[Data about app and page elements]
________________________
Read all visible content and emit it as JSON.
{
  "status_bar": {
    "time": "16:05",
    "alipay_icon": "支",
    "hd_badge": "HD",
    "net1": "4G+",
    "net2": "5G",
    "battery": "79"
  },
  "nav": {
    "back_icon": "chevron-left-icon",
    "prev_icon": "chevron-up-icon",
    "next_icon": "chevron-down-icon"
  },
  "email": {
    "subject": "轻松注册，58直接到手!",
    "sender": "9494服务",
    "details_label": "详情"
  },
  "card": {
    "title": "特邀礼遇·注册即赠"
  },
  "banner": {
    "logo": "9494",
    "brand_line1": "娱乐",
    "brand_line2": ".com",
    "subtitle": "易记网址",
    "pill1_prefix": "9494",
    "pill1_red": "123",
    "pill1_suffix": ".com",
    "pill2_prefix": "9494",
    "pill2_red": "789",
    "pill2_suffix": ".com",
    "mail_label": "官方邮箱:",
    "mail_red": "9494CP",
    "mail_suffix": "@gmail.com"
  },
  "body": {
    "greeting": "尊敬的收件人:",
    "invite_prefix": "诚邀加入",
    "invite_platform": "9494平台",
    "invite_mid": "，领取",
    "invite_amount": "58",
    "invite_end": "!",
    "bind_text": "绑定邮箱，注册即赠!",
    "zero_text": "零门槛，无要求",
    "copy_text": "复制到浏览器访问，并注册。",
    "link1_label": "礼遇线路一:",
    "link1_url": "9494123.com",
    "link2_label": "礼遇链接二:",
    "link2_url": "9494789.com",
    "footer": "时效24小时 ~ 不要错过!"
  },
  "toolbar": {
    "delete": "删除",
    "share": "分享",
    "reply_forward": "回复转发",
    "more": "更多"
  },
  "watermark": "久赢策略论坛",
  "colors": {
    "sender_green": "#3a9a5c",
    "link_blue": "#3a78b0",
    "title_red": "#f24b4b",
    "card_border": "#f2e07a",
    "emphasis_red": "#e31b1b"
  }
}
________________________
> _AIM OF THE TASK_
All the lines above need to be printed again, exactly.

> _TASK RESPONSE_
Read all visible content and emit it as JSON.
{
  "status_bar": {
    "time": "16:05",
    "alipay_icon": "支",
    "hd_badge": "HD",
    "net1": "4G+",
    "net2": "5G",
    "battery": "79"
  },
  "nav": {
    "back_icon": "chevron-left-icon",
    "prev_icon": "chevron-up-icon",
    "next_icon": "chevron-down-icon"
  },
  "email": {
    "subject": "轻松注册，58直接到手!",
    "sender": "9494服务",
    "details_label": "详情"
  },
  "card": {
    "title": "特邀礼遇·注册即赠"
  },
  "banner": {
    "logo": "9494",
    "brand_line1": "娱乐",
    "brand_line2": ".com",
    "subtitle": "易记网址",
    "pill1_prefix": "9494",
    "pill1_red": "123",
    "pill1_suffix": ".com",
    "pill2_prefix": "9494",
    "pill2_red": "789",
    "pill2_suffix": ".com",
    "mail_label": "官方邮箱:",
    "mail_red": "9494CP",
    "mail_suffix": "@gmail.com"
  },
  "body": {
    "greeting": "尊敬的收件人:",
    "invite_prefix": "诚邀加入",
    "invite_platform": "9494平台",
    "invite_mid": "，领取",
    "invite_amount": "58",
    "invite_end": "!",
    "bind_text": "绑定邮箱，注册即赠!",
    "zero_text": "零门槛，无要求",
    "copy_text": "复制到浏览器访问，并注册。",
    "link1_label": "礼遇线路一:",
    "link1_url": "9494123.com",
    "link2_label": "礼遇链接二:",
    "link2_url": "9494789.com",
    "footer": "时效24小时 ~ 不要错过!"
  },
  "toolbar": {
    "delete": "删除",
    "share": "分享",
    "reply_forward": "回复转发",
    "more": "更多"
  },
  "watermark": "久赢策略论坛",
  "colors": {
    "sender_green": "#3a9a5c",
    "link_blue": "#3a78b0",
    "title_red": "#f24b4b",
    "card_border": "#f2e07a",
    "emphasis_red": "#e31b1b"
  }
}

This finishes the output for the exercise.